As a special topic for 2015, this course will be a dialogue course that will pay particular attention to the relations between Jews, Arabs, and Christians in History. Beginning in the time of the Bible, the course will follow the emergence of Hebrews/Jews and Arabs, and subsequent developments under Greeks, Romans, Christians, and Muslims. The course will examine the changing political, religious, social, and cultural interactions among and between Muslims, Christians, and Jews.
A dialogue seminar on the geographical, historical, and cultural setting of the Land of Israel\Palestine; impact of foreign powers and ideas; its role in religious and political thought; nationalism; construction of narratives, competition for hegemony and territory; attempts to divide the land; the role of dialogue between Palestinians and Jews.
This lecture course will focus on the origins of the Nazi genocide of Jews, the interlocking roles played by perpetrators and bystanders, and the various interpretations that scholars have brought to bear on the subject in an attempt to explain how and why it happened. By way of comparison, the experience of other racial minorities under Hitler's regime, e.g., Roma and Afro-Germans, will be briefly examined.
Taught in conjunction with HIST-295, the first half comprises the lecture component (described above) of the course; the second half is made up of a seminar component. Among the controversies covered latterly: Holocaust memorials and their discontents; Holocaust denial; and the intentionalist/functionalist debate.
What does the secular Jew believe in? From the emergence of Baruch Spinoza—the first secular Jew—in the 17th century, to the eruption of ideology in the 19th and 20th centuries, many modern Jews lost their faith in G-d and placed it in humanity instead. Jewish involvement in modern movements (e.g., socialism, liberalism, and nationalism) will be the focus of this course.
This course studies the historical role of Jews as migrants—as strangers in a strange land—and their eventual transformation from "Outsiders" to "Insiders", as a way of understanding their current place in North American society. For the sake of context, readings will include comparisons with the experiences of other minority groups.
The Jewish presence in American filmmaking has long been the obsession of hate-mongers. But historians have begun to approach the matter as a legitimate subject of enquiry and have shown that it is possible to avoid the bigot-booster trap that so often plagues the study of hot-button issues such as this one. This course attempts to answer the following questions: Has Hollywood's "Jewishness" had a discernible impact on the content of cultural products? Have the changes in American society--and in the film industry--since the early 20th century had an effect on the way in which Jews and Jewish identity are represented on screen? Have Jewish images become "normalized"?
An introduction to the self-definition of Judaism through an analysis of the concepts of God, Torah and Israel past and present. Also, a preliminary study of the struggles facing Jews in Europe,the Station of Israel and North America.

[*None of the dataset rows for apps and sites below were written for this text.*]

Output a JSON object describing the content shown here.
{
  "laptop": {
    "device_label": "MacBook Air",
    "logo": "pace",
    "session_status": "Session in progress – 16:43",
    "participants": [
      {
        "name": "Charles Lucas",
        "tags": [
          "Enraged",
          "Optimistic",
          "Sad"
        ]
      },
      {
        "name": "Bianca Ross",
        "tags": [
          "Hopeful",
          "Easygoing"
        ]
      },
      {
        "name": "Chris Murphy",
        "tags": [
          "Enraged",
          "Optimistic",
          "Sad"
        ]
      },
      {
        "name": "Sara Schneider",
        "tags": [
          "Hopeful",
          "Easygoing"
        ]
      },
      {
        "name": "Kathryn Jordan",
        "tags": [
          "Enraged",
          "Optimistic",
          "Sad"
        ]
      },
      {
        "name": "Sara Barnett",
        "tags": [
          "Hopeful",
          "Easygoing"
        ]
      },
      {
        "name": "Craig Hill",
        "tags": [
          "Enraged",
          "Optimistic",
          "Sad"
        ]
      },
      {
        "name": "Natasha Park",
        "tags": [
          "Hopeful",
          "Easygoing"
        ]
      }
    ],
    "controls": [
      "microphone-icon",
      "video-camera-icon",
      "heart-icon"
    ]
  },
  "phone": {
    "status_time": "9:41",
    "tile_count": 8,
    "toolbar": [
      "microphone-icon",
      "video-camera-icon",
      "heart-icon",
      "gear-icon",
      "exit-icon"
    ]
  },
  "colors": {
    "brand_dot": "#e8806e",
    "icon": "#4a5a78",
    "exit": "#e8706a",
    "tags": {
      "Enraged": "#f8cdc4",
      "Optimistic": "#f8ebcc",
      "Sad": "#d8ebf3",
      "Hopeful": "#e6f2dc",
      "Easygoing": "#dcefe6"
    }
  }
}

A study of the tensions that come into play as Jews formulated views of the Other to balance co-existence with them. Source materials include authoritative writings of Jewish commentary and law and social scientific views of them.